■ Instructions to follow ■
Find the lines below that contain "icon" and tally them. Return only the total.

■ Records shown ■
- Opening Delimiter -

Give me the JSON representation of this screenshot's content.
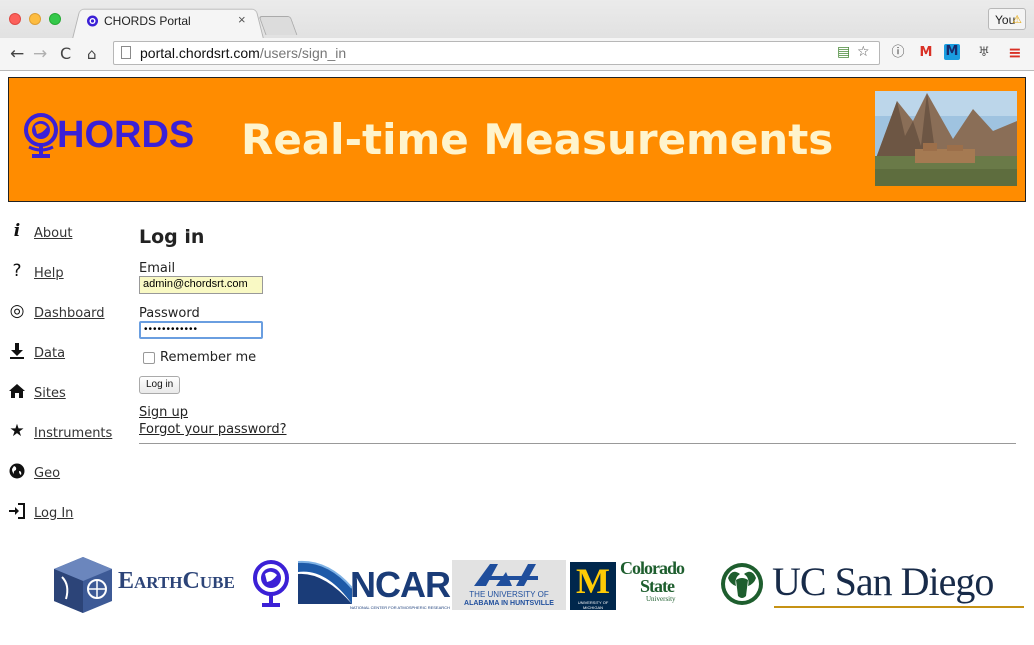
{
  "browser": {
    "tab_title": "CHORDS Portal",
    "tab_close": "×",
    "profile_label": "You",
    "url_host": "portal.chordsrt.com",
    "url_path": "/users/sign_in"
  },
  "banner": {
    "logo_text": "HORDS",
    "tagline": "Real-time Measurements"
  },
  "sidebar": {
    "items": [
      {
        "icon": "info-icon",
        "label": "About"
      },
      {
        "icon": "question-icon",
        "label": "Help"
      },
      {
        "icon": "target-icon",
        "label": "Dashboard"
      },
      {
        "icon": "download-icon",
        "label": "Data"
      },
      {
        "icon": "home-icon",
        "label": "Sites"
      },
      {
        "icon": "star-icon",
        "label": "Instruments"
      },
      {
        "icon": "globe-icon",
        "label": "Geo"
      },
      {
        "icon": "login-icon",
        "label": "Log In"
      }
    ]
  },
  "login": {
    "title": "Log in",
    "email_label": "Email",
    "email_value": "admin@chordsrt.com",
    "password_label": "Password",
    "password_value": "••••••••••••",
    "remember_label": "Remember me",
    "submit_label": "Log in",
    "signup_link": "Sign up",
    "forgot_link": "Forgot your password?"
  },
  "footer": {
    "earthcube": "EarthCube",
    "ncar": "NCAR",
    "ncar_sub": "NATIONAL CENTER FOR ATMOSPHERIC RESEARCH",
    "uah_line1": "THE UNIVERSITY OF",
    "uah_line2": "ALABAMA IN HUNTSVILLE",
    "umich": "UNIVERSITY OF MICHIGAN",
    "csu_line1": "Colorado",
    "csu_line2": "State",
    "csu_line3": "University",
    "ucsd": "UC San Diego"
  }
}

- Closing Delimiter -

■ Answer to the problem ■
8